Those kinds of mistakes are going to cost the US respect on the world stage and cause all sorts of political issues back home and although they recognise that they still need to do something about the risks of terrorism resurging on the ground, the manner in which the withdrawal was conducted and the Taliban’s demands were met has meant that they’ve tied their own hands behind their back when it comes to this threat. As I’ve said before, I expect the number of ISIL-linked terrorist attacks in the coming years to rise again, and I would not be surprised if we witness another 2016-2017 period of large deadly terrorist attacks across Europe and the USA.
One would hope that despite calls from the various Congressmen and Congresswomen calling for the withdrawal from Syria and Iraq operations, those actually responsible for the final decisions and forming policy will have been carefully making note of the mistakes made in Afghanistan so as not to repeat those mistakes here.
Although the UK, France and their allies are more capable of continuing the fight against Daesh/ISIL in Syria and Iraq without US support (compared to Afghanistan where a US withdrawal meant the continuation of operations by the other coalition members was no longer feasible), it would still be an uphill fight, and would not be taken well particularly by France (in light of the diplomatic fallout from the AUKUS announcement in the last week), who are already fighting with UK support against elements of ISIL in Mali.
It’s hard not to look at the US position and claim that the nation that declared the War on Terror and invoked Article 5 of the NATO Pact is now trying to squirm its way out of the fight while there is still work to be done. There’s too much focus on politicians being able to claim that they’ve helped stop “forever wars” and that they’re “peacemakers”. The very fact that we were ever negotiating with the Taliban is an indication that we’ve gone soft towards terrorist groups and those who help them. Ultimately this will be to the detriment of the world – with Europe’s major cities likely to bear the brunt of the attacks when they come.
Just over a week ago we remembered those who died in the events of 11th September 2001. I personally have been reflecting on those who died in attacks since, particularly the 7/7 attacks in London (52 dead, 784 wounded), November 2015 Paris attacks (131 dead, 413 wounded), 2016 Nice truck attack (86 dead, 434 wounded), 2016 Brussels bombings (32 dead, 340 wounded) and UK Manchester Arena bombing (22 dead, 512 wounded), most of which were events that I watched unfold on TV and across Twitter.

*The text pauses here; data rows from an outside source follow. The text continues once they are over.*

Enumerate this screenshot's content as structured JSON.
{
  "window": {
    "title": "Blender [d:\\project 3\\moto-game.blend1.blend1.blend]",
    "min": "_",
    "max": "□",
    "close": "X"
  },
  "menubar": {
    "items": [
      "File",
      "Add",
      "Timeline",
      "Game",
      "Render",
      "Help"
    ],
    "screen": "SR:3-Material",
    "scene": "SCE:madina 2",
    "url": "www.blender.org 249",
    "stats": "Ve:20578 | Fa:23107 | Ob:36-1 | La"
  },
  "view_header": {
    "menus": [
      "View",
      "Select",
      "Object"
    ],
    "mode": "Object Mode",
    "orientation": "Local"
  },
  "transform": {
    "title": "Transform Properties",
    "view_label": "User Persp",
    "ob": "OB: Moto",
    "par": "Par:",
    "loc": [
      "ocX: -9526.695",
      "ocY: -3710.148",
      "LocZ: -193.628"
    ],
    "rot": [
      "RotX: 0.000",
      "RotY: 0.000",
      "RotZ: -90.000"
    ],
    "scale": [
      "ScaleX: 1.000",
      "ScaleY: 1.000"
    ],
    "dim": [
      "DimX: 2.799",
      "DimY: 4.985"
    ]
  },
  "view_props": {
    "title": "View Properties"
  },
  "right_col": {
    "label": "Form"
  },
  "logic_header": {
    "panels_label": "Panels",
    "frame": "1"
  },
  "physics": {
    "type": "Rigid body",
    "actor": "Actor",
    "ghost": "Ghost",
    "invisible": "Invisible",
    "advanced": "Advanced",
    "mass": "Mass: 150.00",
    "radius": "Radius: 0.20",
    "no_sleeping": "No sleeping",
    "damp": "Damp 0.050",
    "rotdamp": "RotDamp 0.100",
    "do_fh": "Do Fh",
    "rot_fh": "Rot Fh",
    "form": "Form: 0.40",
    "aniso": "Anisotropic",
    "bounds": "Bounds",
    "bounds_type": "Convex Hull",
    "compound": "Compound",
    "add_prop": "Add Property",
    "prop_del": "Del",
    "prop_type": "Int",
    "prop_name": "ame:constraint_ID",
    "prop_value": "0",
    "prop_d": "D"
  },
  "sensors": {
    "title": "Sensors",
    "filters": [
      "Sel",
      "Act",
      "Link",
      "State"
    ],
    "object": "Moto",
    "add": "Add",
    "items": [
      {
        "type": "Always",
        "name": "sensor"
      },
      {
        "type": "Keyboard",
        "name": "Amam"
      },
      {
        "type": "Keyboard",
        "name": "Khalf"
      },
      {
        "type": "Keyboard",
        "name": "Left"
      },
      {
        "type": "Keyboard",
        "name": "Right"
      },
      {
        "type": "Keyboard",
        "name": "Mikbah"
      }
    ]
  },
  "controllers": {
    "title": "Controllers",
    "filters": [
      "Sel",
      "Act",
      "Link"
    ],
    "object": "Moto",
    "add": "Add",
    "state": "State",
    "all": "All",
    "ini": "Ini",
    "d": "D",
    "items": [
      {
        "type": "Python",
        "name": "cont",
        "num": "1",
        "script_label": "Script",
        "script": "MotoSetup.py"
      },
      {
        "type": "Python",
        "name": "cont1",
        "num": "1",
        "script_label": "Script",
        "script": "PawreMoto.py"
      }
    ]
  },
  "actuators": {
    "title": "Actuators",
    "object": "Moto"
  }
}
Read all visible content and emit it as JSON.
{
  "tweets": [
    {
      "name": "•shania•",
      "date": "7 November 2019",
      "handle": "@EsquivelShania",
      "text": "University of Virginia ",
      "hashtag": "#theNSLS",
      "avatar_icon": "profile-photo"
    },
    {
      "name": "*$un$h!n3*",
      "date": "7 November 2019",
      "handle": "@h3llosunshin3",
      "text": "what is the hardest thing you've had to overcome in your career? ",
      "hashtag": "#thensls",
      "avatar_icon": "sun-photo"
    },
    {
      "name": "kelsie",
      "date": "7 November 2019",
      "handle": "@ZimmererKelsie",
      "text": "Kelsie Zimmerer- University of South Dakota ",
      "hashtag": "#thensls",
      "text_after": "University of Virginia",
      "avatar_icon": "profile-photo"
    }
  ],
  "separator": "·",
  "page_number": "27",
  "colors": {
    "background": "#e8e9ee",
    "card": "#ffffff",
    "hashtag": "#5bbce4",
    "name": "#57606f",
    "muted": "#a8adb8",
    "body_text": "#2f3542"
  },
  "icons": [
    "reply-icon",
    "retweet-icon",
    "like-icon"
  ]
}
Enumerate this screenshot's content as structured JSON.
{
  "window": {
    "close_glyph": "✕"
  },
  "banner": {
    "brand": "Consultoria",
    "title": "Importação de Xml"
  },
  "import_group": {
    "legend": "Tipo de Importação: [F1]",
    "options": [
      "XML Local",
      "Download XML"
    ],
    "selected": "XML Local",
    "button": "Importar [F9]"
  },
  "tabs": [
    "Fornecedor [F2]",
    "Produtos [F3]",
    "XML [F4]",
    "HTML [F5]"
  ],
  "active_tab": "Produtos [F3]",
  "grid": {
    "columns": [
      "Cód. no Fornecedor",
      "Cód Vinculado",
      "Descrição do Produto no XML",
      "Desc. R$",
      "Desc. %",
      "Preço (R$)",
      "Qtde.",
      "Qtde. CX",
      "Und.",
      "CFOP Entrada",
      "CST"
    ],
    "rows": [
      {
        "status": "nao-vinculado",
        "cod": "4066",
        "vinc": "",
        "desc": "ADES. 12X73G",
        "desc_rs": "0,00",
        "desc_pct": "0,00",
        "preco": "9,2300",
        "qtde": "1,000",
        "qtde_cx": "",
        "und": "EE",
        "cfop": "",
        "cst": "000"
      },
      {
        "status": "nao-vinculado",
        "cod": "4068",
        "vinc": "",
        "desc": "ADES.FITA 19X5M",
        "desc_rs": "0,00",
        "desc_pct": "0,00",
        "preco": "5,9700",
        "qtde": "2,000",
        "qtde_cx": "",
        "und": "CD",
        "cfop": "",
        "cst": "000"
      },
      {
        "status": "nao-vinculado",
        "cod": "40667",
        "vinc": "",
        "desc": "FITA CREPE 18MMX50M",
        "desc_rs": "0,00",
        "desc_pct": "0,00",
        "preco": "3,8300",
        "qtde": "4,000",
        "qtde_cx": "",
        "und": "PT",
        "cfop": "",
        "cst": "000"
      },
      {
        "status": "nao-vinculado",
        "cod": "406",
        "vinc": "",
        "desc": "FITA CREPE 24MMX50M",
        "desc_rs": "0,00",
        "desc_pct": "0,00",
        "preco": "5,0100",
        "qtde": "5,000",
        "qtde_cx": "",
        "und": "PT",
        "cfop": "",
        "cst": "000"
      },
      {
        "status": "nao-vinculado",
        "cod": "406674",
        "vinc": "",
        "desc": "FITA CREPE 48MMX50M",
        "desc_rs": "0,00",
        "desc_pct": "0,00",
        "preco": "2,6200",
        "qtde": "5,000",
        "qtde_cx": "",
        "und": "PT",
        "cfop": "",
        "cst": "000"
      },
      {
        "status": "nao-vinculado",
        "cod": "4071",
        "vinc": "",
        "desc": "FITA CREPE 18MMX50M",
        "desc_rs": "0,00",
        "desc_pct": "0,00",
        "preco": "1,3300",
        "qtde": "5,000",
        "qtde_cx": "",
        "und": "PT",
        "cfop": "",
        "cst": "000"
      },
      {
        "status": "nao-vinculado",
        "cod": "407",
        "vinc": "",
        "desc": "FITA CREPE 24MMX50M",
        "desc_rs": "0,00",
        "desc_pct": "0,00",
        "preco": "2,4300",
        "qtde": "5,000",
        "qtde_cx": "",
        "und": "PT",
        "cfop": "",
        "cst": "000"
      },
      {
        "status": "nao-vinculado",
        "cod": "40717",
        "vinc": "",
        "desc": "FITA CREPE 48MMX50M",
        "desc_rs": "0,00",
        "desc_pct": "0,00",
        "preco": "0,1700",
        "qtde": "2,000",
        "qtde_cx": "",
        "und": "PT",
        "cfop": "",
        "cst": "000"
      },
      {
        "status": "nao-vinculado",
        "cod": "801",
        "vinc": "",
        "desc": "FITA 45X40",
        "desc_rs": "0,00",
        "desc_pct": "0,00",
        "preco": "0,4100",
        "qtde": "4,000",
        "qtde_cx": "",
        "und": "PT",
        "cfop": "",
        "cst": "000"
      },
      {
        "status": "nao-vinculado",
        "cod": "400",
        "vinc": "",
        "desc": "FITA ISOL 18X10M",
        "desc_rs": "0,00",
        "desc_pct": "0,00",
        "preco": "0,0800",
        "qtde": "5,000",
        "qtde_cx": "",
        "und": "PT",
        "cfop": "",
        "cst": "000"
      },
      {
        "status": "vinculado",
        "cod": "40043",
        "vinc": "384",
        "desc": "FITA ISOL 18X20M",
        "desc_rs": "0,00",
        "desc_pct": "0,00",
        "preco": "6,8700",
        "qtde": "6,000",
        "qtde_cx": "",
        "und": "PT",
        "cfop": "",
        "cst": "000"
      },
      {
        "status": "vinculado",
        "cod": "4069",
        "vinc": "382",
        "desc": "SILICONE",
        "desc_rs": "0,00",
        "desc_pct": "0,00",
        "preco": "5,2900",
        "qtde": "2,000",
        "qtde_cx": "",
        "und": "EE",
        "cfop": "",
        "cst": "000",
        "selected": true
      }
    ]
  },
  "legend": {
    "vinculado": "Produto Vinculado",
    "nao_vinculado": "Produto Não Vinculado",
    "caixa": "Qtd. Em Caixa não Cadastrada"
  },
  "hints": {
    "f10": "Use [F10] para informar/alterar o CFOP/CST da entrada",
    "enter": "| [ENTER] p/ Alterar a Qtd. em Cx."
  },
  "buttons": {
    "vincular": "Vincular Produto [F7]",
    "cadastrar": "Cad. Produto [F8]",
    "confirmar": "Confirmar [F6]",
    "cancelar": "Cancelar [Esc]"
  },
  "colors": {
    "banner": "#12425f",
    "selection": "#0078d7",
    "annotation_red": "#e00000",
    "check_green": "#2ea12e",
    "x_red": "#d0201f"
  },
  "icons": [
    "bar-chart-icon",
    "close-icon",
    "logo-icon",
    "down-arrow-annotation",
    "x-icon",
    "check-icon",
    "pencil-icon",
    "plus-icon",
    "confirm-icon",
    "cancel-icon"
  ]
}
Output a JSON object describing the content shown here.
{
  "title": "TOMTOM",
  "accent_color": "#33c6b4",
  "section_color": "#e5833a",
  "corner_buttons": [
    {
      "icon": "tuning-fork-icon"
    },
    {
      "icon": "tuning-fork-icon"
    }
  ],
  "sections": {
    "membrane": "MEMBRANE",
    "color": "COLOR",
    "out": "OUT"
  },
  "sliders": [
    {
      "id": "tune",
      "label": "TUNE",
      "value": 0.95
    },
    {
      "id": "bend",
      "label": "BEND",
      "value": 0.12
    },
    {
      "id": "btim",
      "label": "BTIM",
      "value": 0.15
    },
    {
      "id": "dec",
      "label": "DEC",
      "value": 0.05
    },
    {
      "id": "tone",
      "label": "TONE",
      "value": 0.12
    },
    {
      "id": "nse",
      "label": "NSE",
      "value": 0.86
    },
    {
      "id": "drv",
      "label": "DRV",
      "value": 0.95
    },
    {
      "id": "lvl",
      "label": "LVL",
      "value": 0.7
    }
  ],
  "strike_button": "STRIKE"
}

It would seem that after 20 years we are heading back to square one. A lack of military presence in countries like Syria, Iraq, Afghanistan and others will allow terrorist groups to grow, and those that we thought we’d defeated may return to the size they were when we started this fight.
Will the US withdraw from Syria and Iraq’s counter-terror operations? Only time will tell. But be under no illusion, whether they do or not, the threat to Europe and the US is returning, and a withdrawal from this “forever war” will only cost more lives in the years to come…